While we were reimagining that earth-shaking moment when we stood together beneath Mount Sinai, I began to wonder what it would have been like if I’d actually been there at the original Matan Torah with my crew. The very thought stirred the beginnings of a debilitating headache.

Sadly, my creative imagination cannot control itself, so it carried me back to the desert despite my protestations.

I found myself among an endless sea of men and women swaying in a spiritual trance, their hands reaching heavenward. A palpable energy charged the atmosphere. We were quaking in anticipation. This was a defining moment for us as a people. Nothing would ever be the same.

But I looked down and the bubble burst. None of this seemed to register with my boys. Not a blip of expectation was pulsing through their veins.

Rather than awaiting their birthright with open arms, they were instead indisposed, which is to say they were verbally sparring. At first, I tried to ignore them, keeping my focus on Moshe’s gradual descent from above. Then I pretended the boys belonged to another family, but did not expect to pull that one off for long.

Meanwhile, their high velocity harrumphing towards one another continued. I scanned the crowd, anxious that others were disturbed by the ruckus, but no one seemed to be. Shrinking into myself anyway, I could not help but note that all the other children were silent.

Maternal curiosity being what it is, I listened in to hear what my sons were saying, distracting myself from the scene at the top of the mountain. I was stunned by the wealth of possible ways one can express the fond sentiment “my brother is stupid” in English. I shhed them, but that did no good. They were either ignoring me or simply could not hear over the bolts of lightning.

Oh boy, I thought, steeped in my own embarrassment. They have no shame. It’s not like we were back home in our own tent. Every member of our people – generations past, present and future -- was huddled together with us, and my crew was missing it all. Quickly, I put these considerations by the wayside as the situation deteriorated.

The name-calling had descended into the realm of poking and prodding, while the crowd – luckily – had eyes only for those heavy tablets Moshe was now schlepping down from heaven in our name. For a moment, I was dismayed when I learned that “thou shalt not needle thy brother” had not made it to the Top Ten.

Before I could cry out “I will do and I will listen,” we reached rock bottom over in our corner. The poking and prodding had transformed into full-blown wrestling. I was deeply grateful that the crowd was busy accepting the commandments, leaving me reasonably convinced that we had not been noticed at all. Still, I dipped my head in shame.

Most painful to me, though, was that the boys had squabbled their way through the show of a lifetime. I mourned the fact that so much had come and gone without a moment’s acknowledgment by their quarrelling selves.

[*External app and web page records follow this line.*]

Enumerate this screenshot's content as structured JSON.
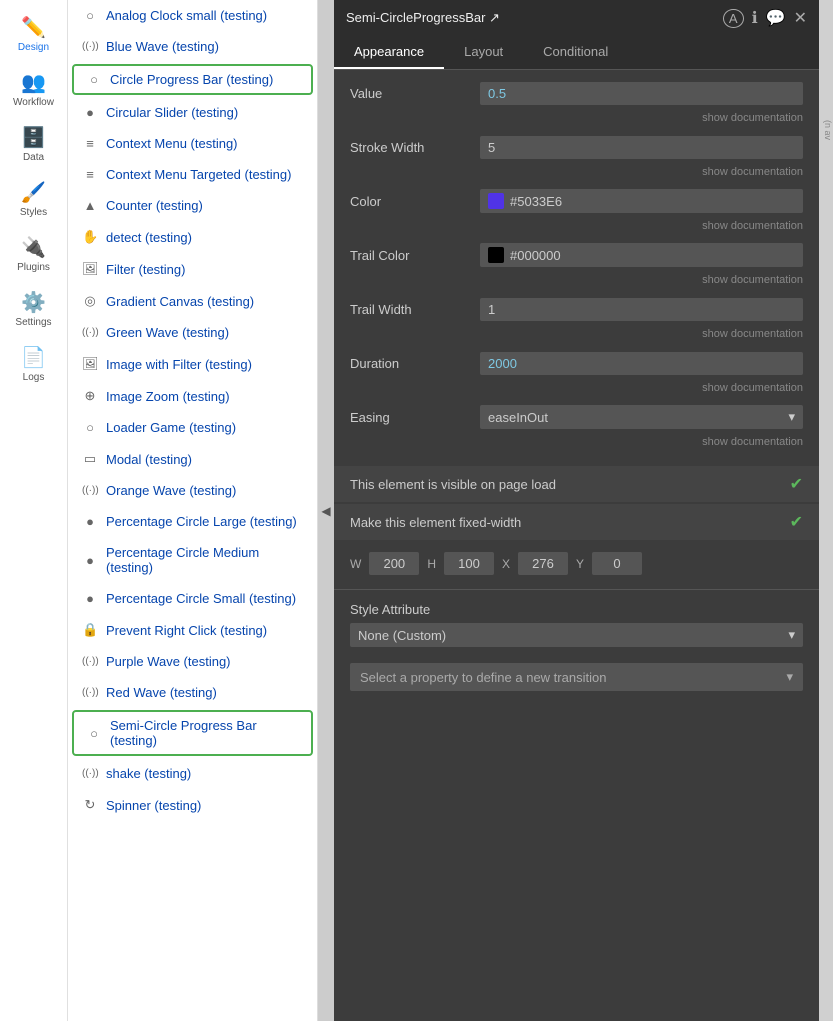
{
  "nav": {
    "items": [
      {
        "id": "design",
        "label": "Design",
        "icon": "✏️",
        "active": true
      },
      {
        "id": "workflow",
        "label": "Workflow",
        "icon": "👥"
      },
      {
        "id": "data",
        "label": "Data",
        "icon": "🗄️"
      },
      {
        "id": "styles",
        "label": "Styles",
        "icon": "🖌️"
      },
      {
        "id": "plugins",
        "label": "Plugins",
        "icon": "🔌"
      },
      {
        "id": "settings",
        "label": "Settings",
        "icon": "⚙️"
      },
      {
        "id": "logs",
        "label": "Logs",
        "icon": "📄"
      }
    ]
  },
  "components": [
    {
      "id": "analog-clock",
      "label": "Analog Clock small (testing)",
      "icon": "○"
    },
    {
      "id": "blue-wave",
      "label": "Blue Wave (testing)",
      "icon": "((·))"
    },
    {
      "id": "circle-progress",
      "label": "Circle Progress Bar (testing)",
      "icon": "○",
      "selected": true
    },
    {
      "id": "circular-slider",
      "label": "Circular Slider (testing)",
      "icon": "●"
    },
    {
      "id": "context-menu",
      "label": "Context Menu (testing)",
      "icon": "≡"
    },
    {
      "id": "context-menu-targeted",
      "label": "Context Menu Targeted (testing)",
      "icon": "≡"
    },
    {
      "id": "counter",
      "label": "Counter (testing)",
      "icon": "▲"
    },
    {
      "id": "detect",
      "label": "detect (testing)",
      "icon": "✋"
    },
    {
      "id": "filter",
      "label": "Filter (testing)",
      "icon": "🖼"
    },
    {
      "id": "gradient-canvas",
      "label": "Gradient Canvas (testing)",
      "icon": "◎"
    },
    {
      "id": "green-wave",
      "label": "Green Wave (testing)",
      "icon": "((·))"
    },
    {
      "id": "image-filter",
      "label": "Image with Filter (testing)",
      "icon": "🖼"
    },
    {
      "id": "image-zoom",
      "label": "Image Zoom (testing)",
      "icon": "⊕"
    },
    {
      "id": "loader-game",
      "label": "Loader Game (testing)",
      "icon": "○"
    },
    {
      "id": "modal",
      "label": "Modal (testing)",
      "icon": "▭"
    },
    {
      "id": "orange-wave",
      "label": "Orange Wave (testing)",
      "icon": "((·))"
    },
    {
      "id": "pct-large",
      "label": "Percentage Circle Large (testing)",
      "icon": "●"
    },
    {
      "id": "pct-medium",
      "label": "Percentage Circle Medium (testing)",
      "icon": "●"
    },
    {
      "id": "pct-small",
      "label": "Percentage Circle Small (testing)",
      "icon": "●"
    },
    {
      "id": "prevent-right",
      "label": "Prevent Right Click (testing)",
      "icon": "🔒"
    },
    {
      "id": "purple-wave",
      "label": "Purple Wave (testing)",
      "icon": "((·))"
    },
    {
      "id": "red-wave",
      "label": "Red Wave (testing)",
      "icon": "((·))"
    },
    {
      "id": "semi-circle",
      "label": "Semi-Circle Progress Bar (testing)",
      "icon": "○",
      "selected": true
    },
    {
      "id": "shake",
      "label": "shake (testing)",
      "icon": "((·))"
    },
    {
      "id": "spinner",
      "label": "Spinner (testing)",
      "icon": "↻"
    }
  ],
  "panel": {
    "title": "Semi-CircleProgressBar ↗",
    "tabs": [
      "Appearance",
      "Layout",
      "Conditional"
    ],
    "active_tab": "Appearance",
    "fields": {
      "value": {
        "label": "Value",
        "value": "0.5"
      },
      "stroke_width": {
        "label": "Stroke Width",
        "value": "5"
      },
      "color": {
        "label": "Color",
        "hex": "#5033E6",
        "swatch": "#5033e6"
      },
      "trail_color": {
        "label": "Trail Color",
        "hex": "#000000",
        "swatch": "#000000"
      },
      "trail_width": {
        "label": "Trail Width",
        "value": "1"
      },
      "duration": {
        "label": "Duration",
        "value": "2000"
      },
      "easing": {
        "label": "Easing",
        "value": "easeInOut"
      }
    },
    "checkboxes": {
      "visible_on_load": {
        "label": "This element is visible on page load",
        "checked": true
      },
      "fixed_width": {
        "label": "Make this element fixed-width",
        "checked": true
      }
    },
    "dimensions": {
      "w_label": "W",
      "w_value": "200",
      "h_label": "H",
      "h_value": "100",
      "x_label": "X",
      "x_value": "276",
      "y_label": "Y",
      "y_value": "0"
    },
    "style_attribute": {
      "label": "Style Attribute",
      "value": "None (Custom)"
    },
    "transition": {
      "placeholder": "Select a property to define a new transition"
    },
    "show_documentation": "show documentation"
  },
  "right_edge": {
    "text": "(n av"
  }
}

Then, suddenly, I caught the eye of another mother in the crowd. She arched her eyebrows at me in solidarity, and I realized she had seen everything. But wait. She began to shrug her shoulders, and with the swoop of her palm presented to me the truth I’d been unable to see before: her children, too, were in the midst of a sibling confrontation.

Huh, I wondered.

It was almost contagious. One by one, mothers began to eye one another, each of us silently saying the same thing. Funny, how we were all blinded by our own children’s antics. Looking around more clearly, I took note that the only perfectly behaved children were the ones who were allowed to bring a DS to the ceremonies.

Turning back to the spiritual scene at hand, I let go of my embarrassment and took it all in, briefly allowing myself to be filled with the power of the awesome moment. Shame, I realized, that I’d let myself be so distracted.

As we began to scatter and head back to our tents, I overheard my boys say to one another, “Guys, wasn’t that cool?” as if they hadn’t been fighting the entire time. As if they’d witnessed anything.

It is possible, I realized, that they’d been paying attention after all, that I’d only magnified their little spat into something dramatically Shakespearean…or biblical.

“Yeah, bro,” I hear them continue. “Let’s go get some ice cream.”

“Later, Mom.”

Later, boys.